- When using a smaller burr, avoid using a higher speed of rotation (>180k RPM) to prevent ‘Kokesi’ phenomenon.; optimal speed is around 150k RPM.
- If the vessel or lesion is highly tortuous/angulated, a stiffer wire can be used to straighten the vessel or lesion to lessen the resistance and reduce wire bias.
- Avoid performing rotational or orbital atherectomy in vessels which are highly tortuous, especially if severe wire bias is present.
- Rotational atherectomy should be avoided after placement of a fresh stent. In this case, atherectomy using a larger burr could have been deferred, or we could have used a cutting/scoring balloon instead.

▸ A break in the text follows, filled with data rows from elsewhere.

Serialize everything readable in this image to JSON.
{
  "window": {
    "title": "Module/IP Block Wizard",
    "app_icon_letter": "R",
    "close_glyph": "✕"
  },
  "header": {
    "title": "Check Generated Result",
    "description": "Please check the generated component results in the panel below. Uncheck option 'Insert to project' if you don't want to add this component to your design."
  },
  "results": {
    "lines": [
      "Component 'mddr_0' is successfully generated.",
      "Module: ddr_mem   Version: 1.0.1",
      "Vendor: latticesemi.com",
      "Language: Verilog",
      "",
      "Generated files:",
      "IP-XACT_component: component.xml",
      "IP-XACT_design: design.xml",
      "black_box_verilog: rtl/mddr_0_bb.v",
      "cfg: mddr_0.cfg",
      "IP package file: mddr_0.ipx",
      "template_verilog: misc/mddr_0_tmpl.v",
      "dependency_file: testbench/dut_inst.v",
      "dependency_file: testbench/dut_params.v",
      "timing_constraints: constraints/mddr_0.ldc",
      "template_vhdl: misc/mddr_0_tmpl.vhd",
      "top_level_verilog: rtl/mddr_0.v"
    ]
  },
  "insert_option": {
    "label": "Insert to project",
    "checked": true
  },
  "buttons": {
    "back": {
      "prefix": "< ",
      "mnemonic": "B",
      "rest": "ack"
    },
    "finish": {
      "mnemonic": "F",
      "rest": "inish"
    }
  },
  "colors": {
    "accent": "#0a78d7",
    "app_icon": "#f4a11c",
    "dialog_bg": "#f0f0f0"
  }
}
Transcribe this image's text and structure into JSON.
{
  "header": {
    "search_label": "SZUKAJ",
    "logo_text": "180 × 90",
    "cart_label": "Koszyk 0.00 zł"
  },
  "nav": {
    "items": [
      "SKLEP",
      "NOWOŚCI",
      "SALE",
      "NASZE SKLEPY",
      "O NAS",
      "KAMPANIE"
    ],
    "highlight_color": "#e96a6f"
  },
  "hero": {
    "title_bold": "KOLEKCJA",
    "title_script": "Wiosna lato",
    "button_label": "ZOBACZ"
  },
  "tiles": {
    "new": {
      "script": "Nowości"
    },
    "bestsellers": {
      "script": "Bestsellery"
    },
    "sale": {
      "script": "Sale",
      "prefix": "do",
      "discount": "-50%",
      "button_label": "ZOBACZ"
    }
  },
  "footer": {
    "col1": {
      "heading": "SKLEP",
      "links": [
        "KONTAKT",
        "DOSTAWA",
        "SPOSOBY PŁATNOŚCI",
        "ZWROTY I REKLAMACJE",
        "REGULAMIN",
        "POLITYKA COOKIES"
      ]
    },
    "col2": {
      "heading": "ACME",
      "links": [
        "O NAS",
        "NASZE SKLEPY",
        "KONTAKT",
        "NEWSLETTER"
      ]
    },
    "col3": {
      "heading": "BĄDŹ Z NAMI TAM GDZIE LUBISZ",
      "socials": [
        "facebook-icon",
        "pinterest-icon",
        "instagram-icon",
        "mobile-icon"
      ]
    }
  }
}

- There was a hazy lesion present in the mid LAD for which the differential diagnosis included a calcified nodule, thrombus, hematoma or less likely SCAD. Imaging would have helped in identify the etiology of the lesion. In hindsight, this lesion in the LAD should have been treated prior to performing LM intervention.
- Is there an alternate strategy that could have been used to manage the complication?
- Several bailout techniques can be used to retrieve a trapped burr, but prior to proceeding forward.
- Assure patient is adequately anticoagulated (ACT >300) before attempting percutaneous retrieval.
- Administer intracoronary vasodilators to facilitate antegrade coronary flow and relieve possible spasm.
- Potential strategies for retrieval of an entrapped burr include the following:
- 1st: Manual traction of the rotablator system by pulling the burr, guidewire and/or guide catheter as a unit. This can be performed on or off Dynaglide. The vessel is at risk for perforation, dissection, and AVC. In addition, the burr shaft can fracture. If you are pulling the burr and guidewire as unit (and not the guide catheter), remember to disengage the guide catheter to prevent injury to the coronary artery from it deep seating during traction.
- 2nd: Pass a second wire (hydrophilic-coated guidewire) beyond the trapped burr, followed by balloon dilatation around the burr. This may alter the architecture of the calcified lesion and possibly free the trapped burr. However, a 4.3 Fr rotablation drive shaft sheath may prohibit introduction of a balloon catheter into the guide catheter (consider this possibility if using a 6 or 7 Fr guide catheter). To overcome this, use a two-catheter strategy (Ping-Pong technique) where a second vascular access is obtained and equipment necessary for burr retrival is introduced through. If a single guide catheter strategy is preferred, there are two options. On approach includes cutting the rota system near the advancer, and remove the sheath to expose the driveshaft surrounding the rota-wire. This approach makes room for introduction of a second guidewire and balloon. This approach is useful when using a 6 Fr guide catheter. Alternatively, you can upsize the access sheath and guide catheter to a 8 Fr.
- 3rd: Mother-child catheter technique can be used to wedge the burr and facilitate retrieval. The system is cut near the advancer, and the Teflon sheath is removed exposing the driveshaft which surrounds the rota-wire. A child catheter (monorail 5 Fr Guideliner or 5 Fr Guidezilla) is inserted over the exposed drive shaft and positioned as close as possible to the entrapped burr. With simultaneous traction on the burr shaft and counter-traction on the child catheter, the catheter tip wedges between the burr and the surrounding plaque, exerting a larger and direct pulling force to retrieve the burr.
- 4th: Exclusion with a stent (As was done in this case).
- 5th: Emergent surgical retrieval should always be the last option for removing an entrapped burr, but is often required.
- What are the important learning points?
- Interventional cardiologists who uses rotablation, must be familiar with complications associated with its use and their management, particularly burr entrapment which is a rare but serious complication (incidence is ~0.4%, and occurs more frequently when rotablation is used off-label).
- Prior to retracting the burr using the various techniques above, consider disengaging the guide catheter and holding it fixed with one hand (usually the left) to prevent injury to the coronary artery from it deep seating while pulling the equipment with the opposite hand (usually the right).